Her right turn signal blinked. He considered gunning it and disappearing down the dark road ahead. Instead, he slowed and followed her to a well-kept, suburban neighborhood. Welcome to Valley View, a sign said.
When he pulled up, she was already at her front door waving him in. She disappeared inside, leaving the door open.
A similar experience from back in his playing days flashed through his mind. By the time he had gotten inside the house, the two girls he had picked up were naked.
A different kind of surprise awaited him now.
A man’s voice, obviously drunk, shouted, “You fucking whore. It’s only been a week and you’re already bringing guys home.”
“It’s none of your business who I fuck. And gimme back my key.”
Danny saw a short, stocky man in a black T-shirt push Mindy to the ground and stagger toward him. He’d been in his share of fights with drunks. They never ended well.

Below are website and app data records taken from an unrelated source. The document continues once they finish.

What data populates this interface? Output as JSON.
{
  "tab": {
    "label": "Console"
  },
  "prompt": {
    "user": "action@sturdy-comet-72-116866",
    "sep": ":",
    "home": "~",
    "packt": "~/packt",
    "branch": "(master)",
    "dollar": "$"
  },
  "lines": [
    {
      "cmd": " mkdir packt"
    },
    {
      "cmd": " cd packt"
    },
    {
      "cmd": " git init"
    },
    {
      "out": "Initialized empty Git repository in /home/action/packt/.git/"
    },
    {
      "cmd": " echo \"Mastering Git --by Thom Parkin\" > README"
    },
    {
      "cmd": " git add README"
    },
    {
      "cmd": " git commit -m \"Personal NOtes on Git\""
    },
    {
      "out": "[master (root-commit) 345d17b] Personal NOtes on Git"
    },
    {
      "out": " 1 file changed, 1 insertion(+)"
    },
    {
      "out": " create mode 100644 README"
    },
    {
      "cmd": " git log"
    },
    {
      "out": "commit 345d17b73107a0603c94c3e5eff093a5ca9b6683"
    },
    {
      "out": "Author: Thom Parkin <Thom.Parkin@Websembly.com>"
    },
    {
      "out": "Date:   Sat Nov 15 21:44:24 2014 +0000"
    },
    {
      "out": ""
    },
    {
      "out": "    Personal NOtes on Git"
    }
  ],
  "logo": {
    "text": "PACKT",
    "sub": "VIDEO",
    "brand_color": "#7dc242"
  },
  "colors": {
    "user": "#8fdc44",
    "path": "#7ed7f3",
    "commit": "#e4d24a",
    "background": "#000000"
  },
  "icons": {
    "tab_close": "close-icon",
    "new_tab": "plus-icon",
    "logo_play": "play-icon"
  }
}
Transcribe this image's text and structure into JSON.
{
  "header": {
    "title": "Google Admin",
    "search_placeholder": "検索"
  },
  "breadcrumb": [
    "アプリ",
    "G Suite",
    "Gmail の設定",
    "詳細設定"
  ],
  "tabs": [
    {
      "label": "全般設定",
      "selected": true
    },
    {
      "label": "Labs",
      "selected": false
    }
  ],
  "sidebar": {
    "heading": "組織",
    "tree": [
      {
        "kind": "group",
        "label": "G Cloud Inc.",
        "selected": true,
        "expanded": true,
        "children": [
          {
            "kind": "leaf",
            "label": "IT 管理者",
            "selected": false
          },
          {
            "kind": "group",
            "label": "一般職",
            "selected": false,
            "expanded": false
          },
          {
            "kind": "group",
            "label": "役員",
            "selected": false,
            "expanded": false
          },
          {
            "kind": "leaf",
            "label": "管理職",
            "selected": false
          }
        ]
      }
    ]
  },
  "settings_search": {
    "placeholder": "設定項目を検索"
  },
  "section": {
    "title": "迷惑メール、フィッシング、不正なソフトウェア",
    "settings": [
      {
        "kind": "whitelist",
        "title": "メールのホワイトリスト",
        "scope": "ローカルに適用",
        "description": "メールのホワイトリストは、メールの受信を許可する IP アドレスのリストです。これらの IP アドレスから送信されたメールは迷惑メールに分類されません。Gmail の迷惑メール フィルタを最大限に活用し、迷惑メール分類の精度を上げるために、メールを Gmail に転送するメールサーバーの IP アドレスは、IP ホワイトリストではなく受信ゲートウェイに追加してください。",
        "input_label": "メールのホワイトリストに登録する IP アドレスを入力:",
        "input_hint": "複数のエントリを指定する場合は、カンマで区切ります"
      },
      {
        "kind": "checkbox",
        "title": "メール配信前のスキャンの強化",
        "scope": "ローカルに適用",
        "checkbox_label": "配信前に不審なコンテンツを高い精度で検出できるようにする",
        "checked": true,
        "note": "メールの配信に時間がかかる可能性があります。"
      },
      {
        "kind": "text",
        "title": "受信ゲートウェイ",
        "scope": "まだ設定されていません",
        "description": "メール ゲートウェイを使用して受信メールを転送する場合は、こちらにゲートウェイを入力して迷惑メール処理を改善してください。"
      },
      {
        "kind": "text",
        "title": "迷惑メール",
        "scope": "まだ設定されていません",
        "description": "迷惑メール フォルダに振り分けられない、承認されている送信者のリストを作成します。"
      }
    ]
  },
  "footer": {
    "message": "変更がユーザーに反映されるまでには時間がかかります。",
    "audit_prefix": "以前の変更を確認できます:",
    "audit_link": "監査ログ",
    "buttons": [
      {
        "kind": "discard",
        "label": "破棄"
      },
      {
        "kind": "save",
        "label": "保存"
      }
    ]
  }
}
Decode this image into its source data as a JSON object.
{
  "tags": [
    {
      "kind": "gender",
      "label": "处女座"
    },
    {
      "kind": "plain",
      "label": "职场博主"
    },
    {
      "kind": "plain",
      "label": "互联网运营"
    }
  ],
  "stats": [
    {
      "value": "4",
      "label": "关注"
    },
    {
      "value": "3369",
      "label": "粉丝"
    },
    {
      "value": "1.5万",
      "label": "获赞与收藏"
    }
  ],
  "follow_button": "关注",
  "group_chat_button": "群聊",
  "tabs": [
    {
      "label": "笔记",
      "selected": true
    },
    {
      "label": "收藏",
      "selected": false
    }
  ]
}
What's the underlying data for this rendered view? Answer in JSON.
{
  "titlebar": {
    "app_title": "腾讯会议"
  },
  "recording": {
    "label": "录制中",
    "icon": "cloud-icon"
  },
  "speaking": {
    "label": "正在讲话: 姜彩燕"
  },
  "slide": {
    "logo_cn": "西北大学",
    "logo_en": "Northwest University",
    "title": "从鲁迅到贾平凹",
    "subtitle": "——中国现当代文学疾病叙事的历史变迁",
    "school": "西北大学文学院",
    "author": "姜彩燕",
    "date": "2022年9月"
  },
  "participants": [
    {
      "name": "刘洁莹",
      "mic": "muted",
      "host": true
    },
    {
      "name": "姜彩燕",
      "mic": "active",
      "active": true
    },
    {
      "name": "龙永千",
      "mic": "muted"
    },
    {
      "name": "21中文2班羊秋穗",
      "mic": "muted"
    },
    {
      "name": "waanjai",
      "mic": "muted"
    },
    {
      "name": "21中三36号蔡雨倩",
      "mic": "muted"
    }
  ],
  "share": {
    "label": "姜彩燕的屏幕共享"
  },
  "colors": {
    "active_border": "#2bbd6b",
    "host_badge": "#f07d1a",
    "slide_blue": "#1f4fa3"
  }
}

Mindy could take care of herself. He didn’t need to be caught up in this shit.
“You better run, asshole.”
Back in the safety of his car, he considered calling the police but they’d trace the call and he’d have to explain what he was doing at a strange woman’s house. He set his GPS for home and got out of there in a hurry.
As soon as he calmed down, he turned on his cell phone. It signaled a missed call and Kate’s name come up. He pressed one on his speed dial.
“Hi, babe,” he said, trying to sound relaxed.
“Where are you?” Kate asked. “I’ve been trying to get you.”
“I’m in the car. Had dinner at the Gray Moose. I must have turned off my phone.” He inhaled deeply. “I was going to call as soon as I got home.”
“Well, if you kept your cell on, you’d know I’ll be home soon. I cut my visit short.”
“Fantastic. I’ll open a bottle of wine.”
“I don’t need the bottle. How about open arms?”
“Whatever you need.” Hell, he was the one who needed the drink.
A couple hours after he arrived home, after straightening up the house and loading the dishwasher with the last couple days of dishes, he heard Kate pulling up in their driveway. He barely had time to think. Which was a good thing. His mind had been racing through the what ifs.
He rushed out to kiss her and help with her bags.
Before she unpacked, they were making love. In the shower the next morning, they went at it again. Afterwards, he made omelets while she dressed.
“I should go away more often.”
“No. Don’t. Maybe I’ll go with you next time. Keep me out of trouble.
“Nothing. You know, I just missed you.”
She laughed. “I could tell.”
Over breakfast, they turned on the TV to get the local news and check the weather. Danny only half-listened to a story about a Valley View woman who had been beaten to death. Valley View sounded familiar. He glanced up at the TV, saw Mindy’s photo and lost his breath.
“What’s wrong?” Kate asked. “Do you know the poor woman?”
“Yes… No. She was at the Gray Moose last night when I was having dinner. Said she was a fan.”
His mind reeled. It wouldn’t take long for someone at the pub to see her picture and tell the police he had left with her. He tried making up a story about following the woman home because he was concerned she had too much to drink. But who would believe that? Certainly not Kate.
He heard a knock on the front door. Through the window, he could see two uniformed police officers.
Kate jumped to answer while he prepared his big Danny McGowan smile, the one he reserved for fans and the press.
Wayne Scheer has been locked in a room with his computer and turtle since his retirement. (Wayne’s, not the turtle’s.) To keep from going back to work, he’s published hundreds of short stories, essays and poems, including, Revealing Moments, a collection of twenty-four flash stories, available at www.pearnoir.com/thumbscrews.htm. He’s been nominated for four Pushcart Prizes and a Best of the Net. Wayne can be contacted at firstname.lastname@example.org.